Material provided »

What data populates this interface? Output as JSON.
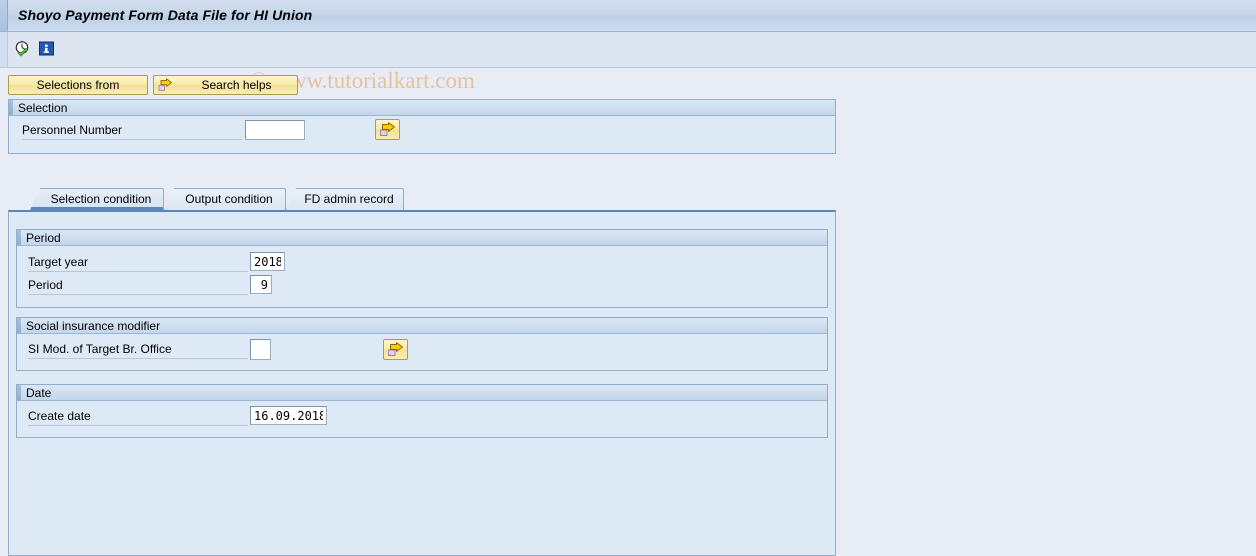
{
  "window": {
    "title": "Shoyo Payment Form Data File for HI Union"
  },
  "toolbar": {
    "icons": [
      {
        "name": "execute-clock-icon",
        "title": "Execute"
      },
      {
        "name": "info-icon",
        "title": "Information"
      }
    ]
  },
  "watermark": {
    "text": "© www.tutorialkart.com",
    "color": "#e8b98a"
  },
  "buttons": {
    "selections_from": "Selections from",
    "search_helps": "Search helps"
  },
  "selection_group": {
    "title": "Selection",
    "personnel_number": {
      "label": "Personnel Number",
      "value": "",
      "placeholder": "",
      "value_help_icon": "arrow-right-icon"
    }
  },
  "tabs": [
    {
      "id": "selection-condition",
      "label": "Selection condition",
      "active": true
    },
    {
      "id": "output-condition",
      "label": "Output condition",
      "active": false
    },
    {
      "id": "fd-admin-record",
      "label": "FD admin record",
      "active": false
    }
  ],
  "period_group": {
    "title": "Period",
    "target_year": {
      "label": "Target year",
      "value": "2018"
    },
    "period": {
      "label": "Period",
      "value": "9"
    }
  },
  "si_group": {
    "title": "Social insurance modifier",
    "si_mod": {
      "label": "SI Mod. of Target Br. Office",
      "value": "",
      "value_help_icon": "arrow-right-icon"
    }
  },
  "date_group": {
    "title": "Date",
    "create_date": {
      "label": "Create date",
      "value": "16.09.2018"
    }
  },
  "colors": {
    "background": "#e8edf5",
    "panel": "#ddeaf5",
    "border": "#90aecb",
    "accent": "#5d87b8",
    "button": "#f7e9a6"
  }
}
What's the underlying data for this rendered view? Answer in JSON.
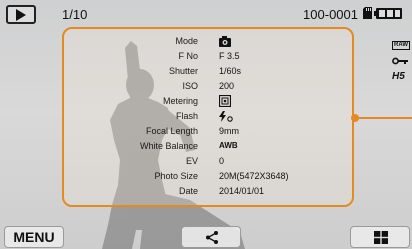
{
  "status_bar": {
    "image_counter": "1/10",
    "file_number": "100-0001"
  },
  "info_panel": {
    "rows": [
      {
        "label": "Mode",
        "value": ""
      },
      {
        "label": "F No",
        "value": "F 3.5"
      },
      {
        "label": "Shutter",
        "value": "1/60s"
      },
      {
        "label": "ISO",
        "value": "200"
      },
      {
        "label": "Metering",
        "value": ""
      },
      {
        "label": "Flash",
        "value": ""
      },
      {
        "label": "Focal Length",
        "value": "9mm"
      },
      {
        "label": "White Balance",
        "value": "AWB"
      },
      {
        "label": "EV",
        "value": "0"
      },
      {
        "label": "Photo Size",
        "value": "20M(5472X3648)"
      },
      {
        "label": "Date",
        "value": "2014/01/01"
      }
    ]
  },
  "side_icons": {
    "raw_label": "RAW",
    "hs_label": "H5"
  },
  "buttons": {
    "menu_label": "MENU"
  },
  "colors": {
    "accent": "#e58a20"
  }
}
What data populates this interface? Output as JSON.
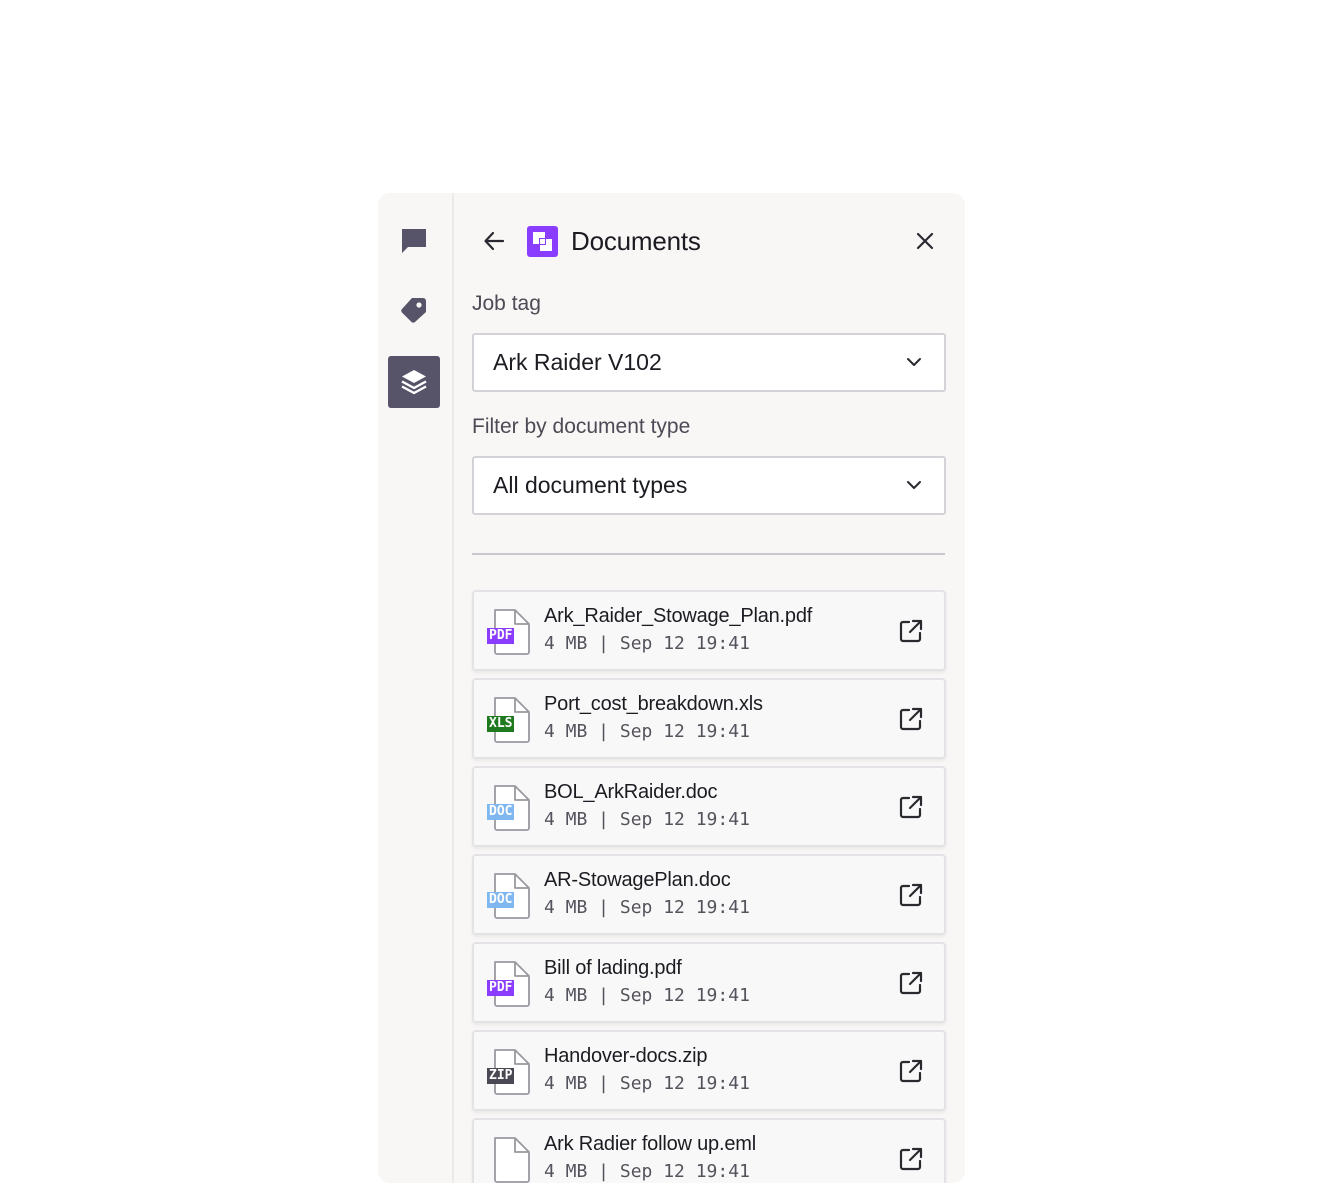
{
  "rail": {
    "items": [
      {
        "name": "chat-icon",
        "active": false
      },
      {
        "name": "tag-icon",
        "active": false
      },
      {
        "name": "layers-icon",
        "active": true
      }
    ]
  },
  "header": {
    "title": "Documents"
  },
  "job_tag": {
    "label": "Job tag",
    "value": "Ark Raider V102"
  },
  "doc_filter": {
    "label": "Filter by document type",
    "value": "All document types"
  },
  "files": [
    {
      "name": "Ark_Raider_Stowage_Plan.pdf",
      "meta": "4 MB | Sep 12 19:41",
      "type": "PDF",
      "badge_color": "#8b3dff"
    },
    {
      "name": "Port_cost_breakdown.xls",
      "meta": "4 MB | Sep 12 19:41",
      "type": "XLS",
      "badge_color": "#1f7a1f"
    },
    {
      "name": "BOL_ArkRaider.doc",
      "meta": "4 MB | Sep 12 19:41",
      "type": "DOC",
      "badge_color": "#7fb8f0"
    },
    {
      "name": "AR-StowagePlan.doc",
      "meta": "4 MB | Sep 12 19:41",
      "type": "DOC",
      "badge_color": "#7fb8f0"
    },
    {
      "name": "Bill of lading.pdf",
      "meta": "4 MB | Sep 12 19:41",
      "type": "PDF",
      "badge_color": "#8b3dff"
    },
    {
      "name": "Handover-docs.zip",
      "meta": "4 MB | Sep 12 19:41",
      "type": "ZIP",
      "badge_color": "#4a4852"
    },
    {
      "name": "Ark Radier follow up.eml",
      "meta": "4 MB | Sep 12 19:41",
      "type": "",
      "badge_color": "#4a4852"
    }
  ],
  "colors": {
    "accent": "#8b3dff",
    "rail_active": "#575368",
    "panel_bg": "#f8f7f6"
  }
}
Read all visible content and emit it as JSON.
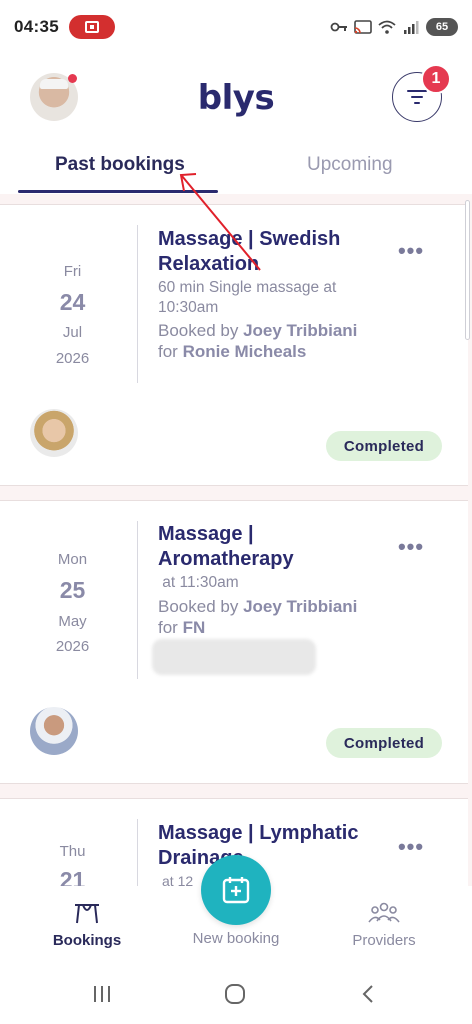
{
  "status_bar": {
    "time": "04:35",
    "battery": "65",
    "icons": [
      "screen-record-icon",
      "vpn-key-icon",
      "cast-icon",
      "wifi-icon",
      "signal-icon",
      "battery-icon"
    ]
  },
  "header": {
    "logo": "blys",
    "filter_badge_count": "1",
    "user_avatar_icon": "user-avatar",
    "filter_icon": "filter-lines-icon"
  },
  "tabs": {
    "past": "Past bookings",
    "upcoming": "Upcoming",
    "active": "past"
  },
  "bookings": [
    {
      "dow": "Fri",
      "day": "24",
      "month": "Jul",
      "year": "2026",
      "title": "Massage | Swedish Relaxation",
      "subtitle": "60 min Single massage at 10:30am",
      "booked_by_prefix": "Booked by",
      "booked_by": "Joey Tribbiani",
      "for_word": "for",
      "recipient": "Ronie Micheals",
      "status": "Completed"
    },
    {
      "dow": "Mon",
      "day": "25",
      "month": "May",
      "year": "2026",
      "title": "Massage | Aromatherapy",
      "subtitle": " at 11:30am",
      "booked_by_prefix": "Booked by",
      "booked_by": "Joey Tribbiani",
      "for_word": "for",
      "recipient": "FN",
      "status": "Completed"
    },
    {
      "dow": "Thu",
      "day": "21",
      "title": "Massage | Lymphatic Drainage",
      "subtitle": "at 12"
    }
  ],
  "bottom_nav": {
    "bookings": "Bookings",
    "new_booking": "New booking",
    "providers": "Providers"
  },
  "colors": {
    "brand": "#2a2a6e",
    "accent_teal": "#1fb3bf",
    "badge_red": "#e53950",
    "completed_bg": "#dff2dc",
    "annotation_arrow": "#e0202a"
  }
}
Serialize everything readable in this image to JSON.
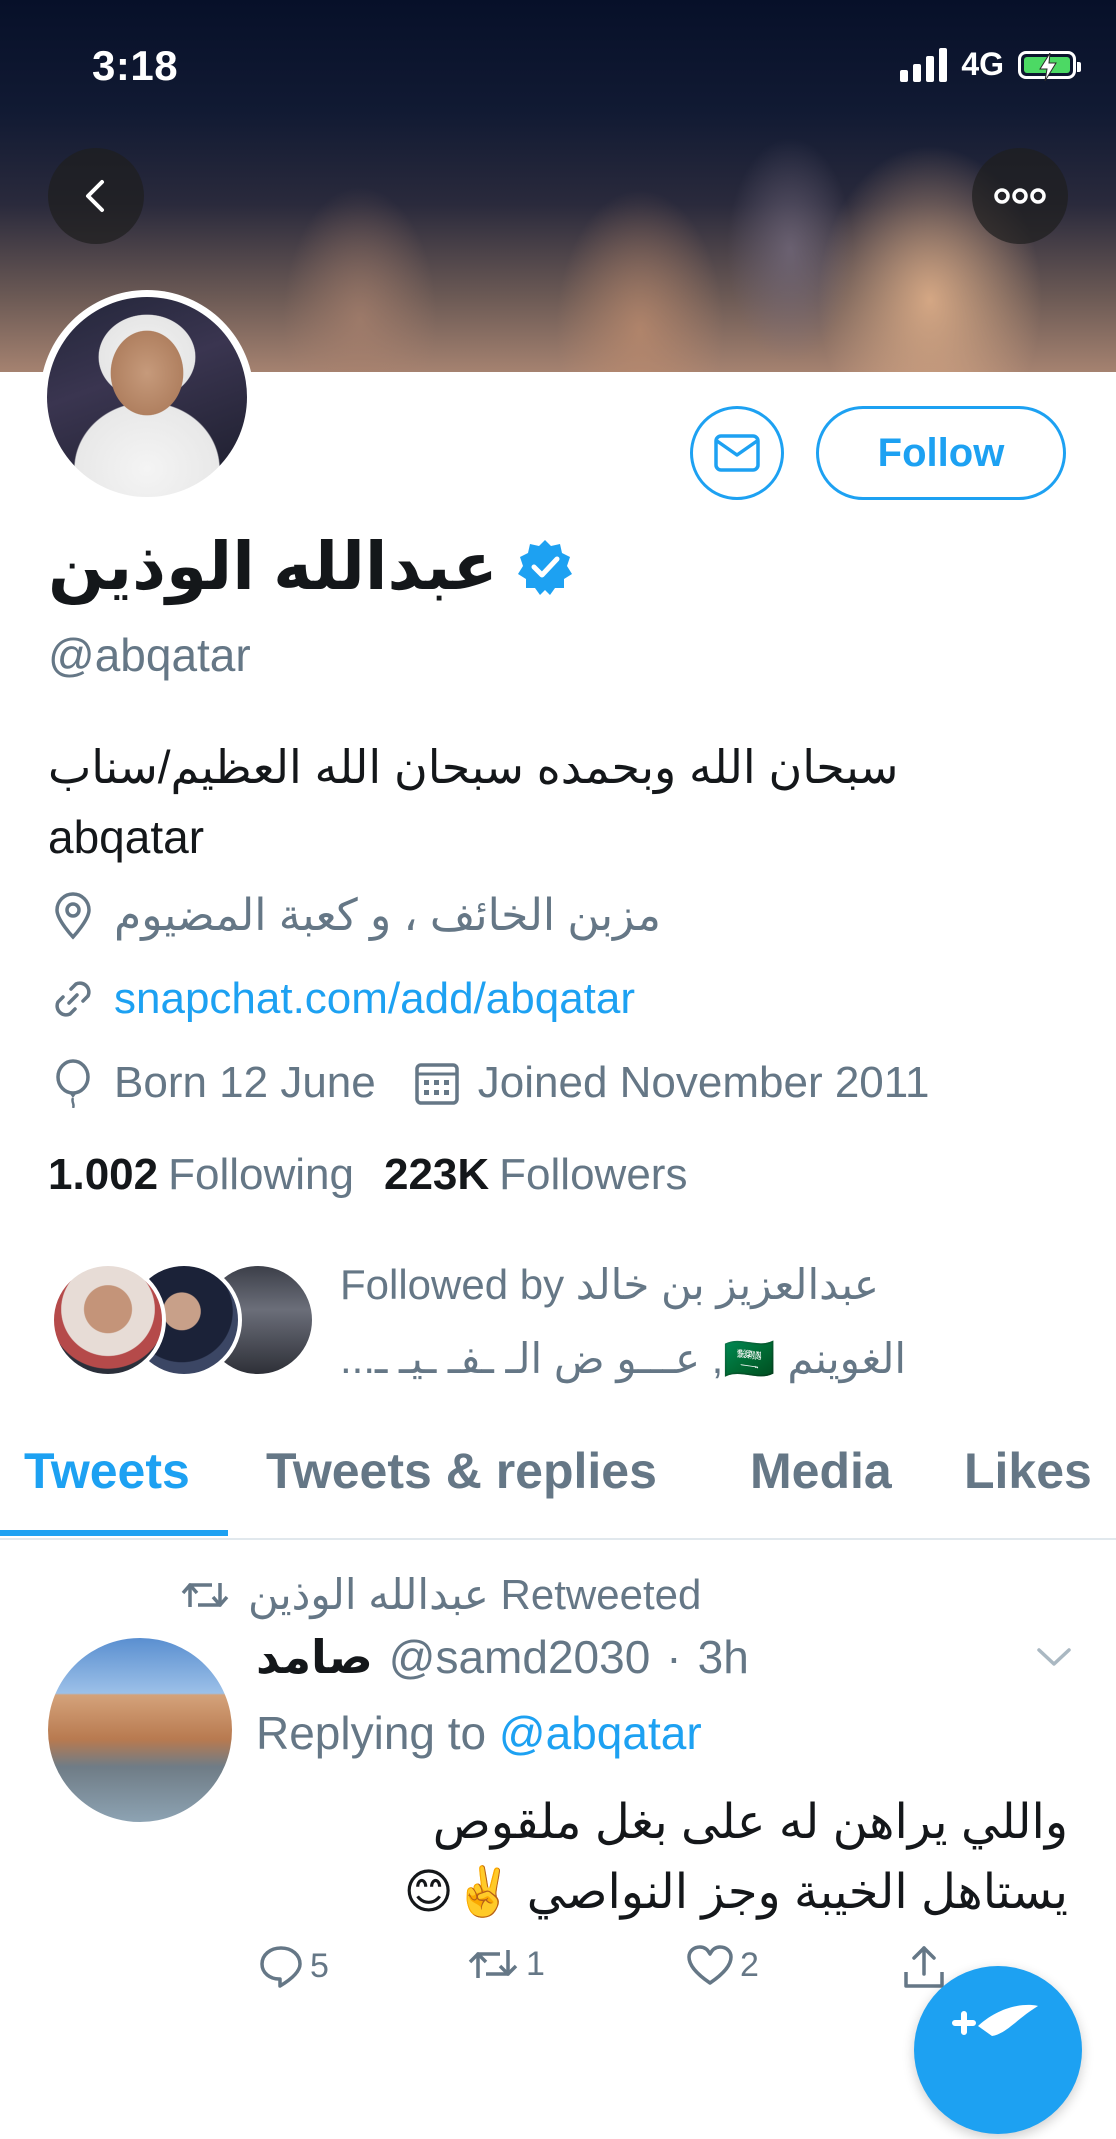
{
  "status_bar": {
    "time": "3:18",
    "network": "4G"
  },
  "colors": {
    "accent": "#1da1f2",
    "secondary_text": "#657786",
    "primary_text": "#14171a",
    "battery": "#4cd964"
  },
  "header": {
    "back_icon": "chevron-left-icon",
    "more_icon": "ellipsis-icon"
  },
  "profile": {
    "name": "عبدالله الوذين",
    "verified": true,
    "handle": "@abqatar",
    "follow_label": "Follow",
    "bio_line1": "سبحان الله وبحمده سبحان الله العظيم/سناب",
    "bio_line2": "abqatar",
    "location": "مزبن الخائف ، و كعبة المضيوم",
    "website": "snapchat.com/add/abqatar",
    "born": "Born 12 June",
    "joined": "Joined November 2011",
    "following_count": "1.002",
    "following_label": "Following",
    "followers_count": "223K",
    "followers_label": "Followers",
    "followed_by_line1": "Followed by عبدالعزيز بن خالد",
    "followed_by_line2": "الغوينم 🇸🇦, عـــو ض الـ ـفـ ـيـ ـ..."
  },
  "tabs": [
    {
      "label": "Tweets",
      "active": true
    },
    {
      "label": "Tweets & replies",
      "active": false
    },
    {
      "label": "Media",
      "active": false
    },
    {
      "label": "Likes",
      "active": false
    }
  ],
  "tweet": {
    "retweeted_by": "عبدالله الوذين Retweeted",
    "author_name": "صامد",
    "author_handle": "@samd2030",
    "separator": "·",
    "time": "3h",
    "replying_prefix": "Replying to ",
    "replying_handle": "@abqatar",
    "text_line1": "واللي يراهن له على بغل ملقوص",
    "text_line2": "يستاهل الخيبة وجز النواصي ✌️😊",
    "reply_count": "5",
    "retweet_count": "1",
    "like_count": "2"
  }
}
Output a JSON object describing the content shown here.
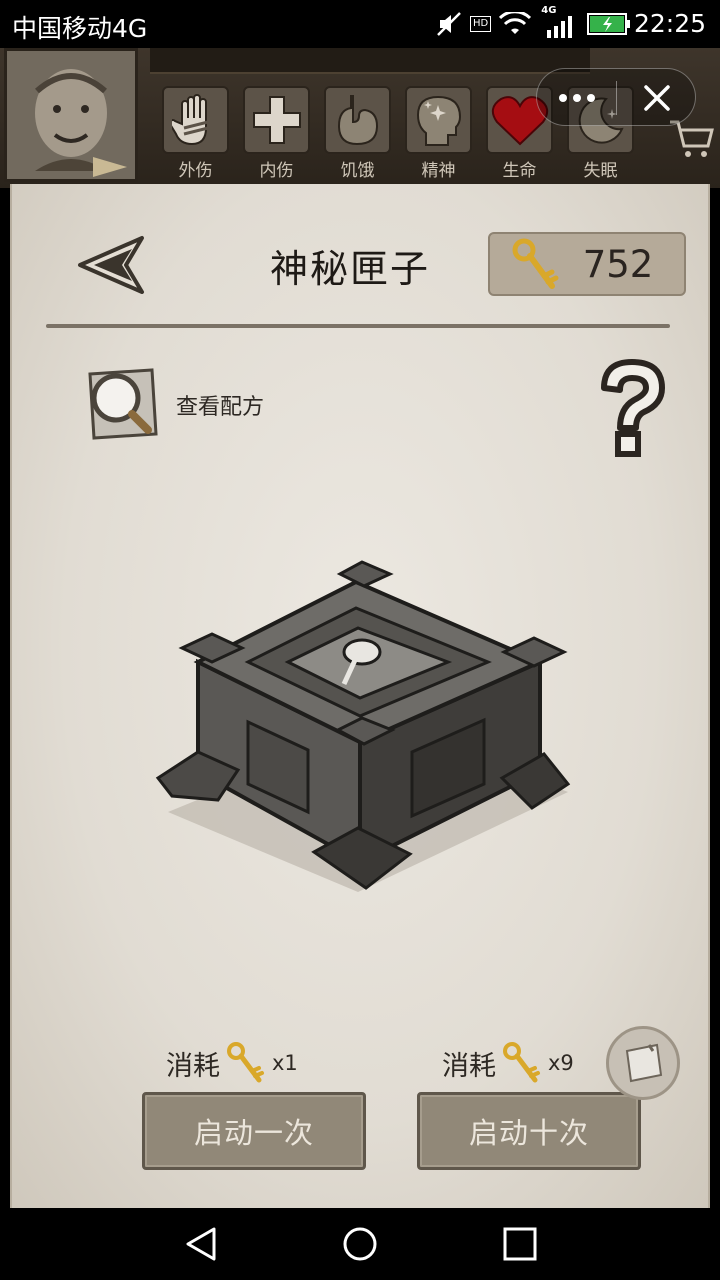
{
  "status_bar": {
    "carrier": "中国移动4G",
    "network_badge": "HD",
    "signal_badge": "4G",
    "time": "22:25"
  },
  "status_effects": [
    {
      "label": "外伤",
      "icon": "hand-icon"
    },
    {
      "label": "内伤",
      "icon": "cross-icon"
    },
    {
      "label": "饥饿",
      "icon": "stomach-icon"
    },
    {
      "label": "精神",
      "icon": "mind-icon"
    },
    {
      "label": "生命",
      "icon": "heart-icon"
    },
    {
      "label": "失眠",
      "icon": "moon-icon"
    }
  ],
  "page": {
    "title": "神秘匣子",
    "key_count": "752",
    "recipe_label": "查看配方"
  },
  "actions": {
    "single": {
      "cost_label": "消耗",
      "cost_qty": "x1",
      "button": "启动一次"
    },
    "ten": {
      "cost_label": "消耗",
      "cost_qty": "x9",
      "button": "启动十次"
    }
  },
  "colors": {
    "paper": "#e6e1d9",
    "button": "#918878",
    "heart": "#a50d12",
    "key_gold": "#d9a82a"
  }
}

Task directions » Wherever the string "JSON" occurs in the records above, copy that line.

Response »
What data populates this interface? Output as JSON.
What's the underlying data for this rendered view? Answer in JSON.
What data populates this interface? Output as JSON.
Read all visible content and emit it as JSON.
Serialize everything readable in this image to JSON.
Output a JSON object describing the content shown here.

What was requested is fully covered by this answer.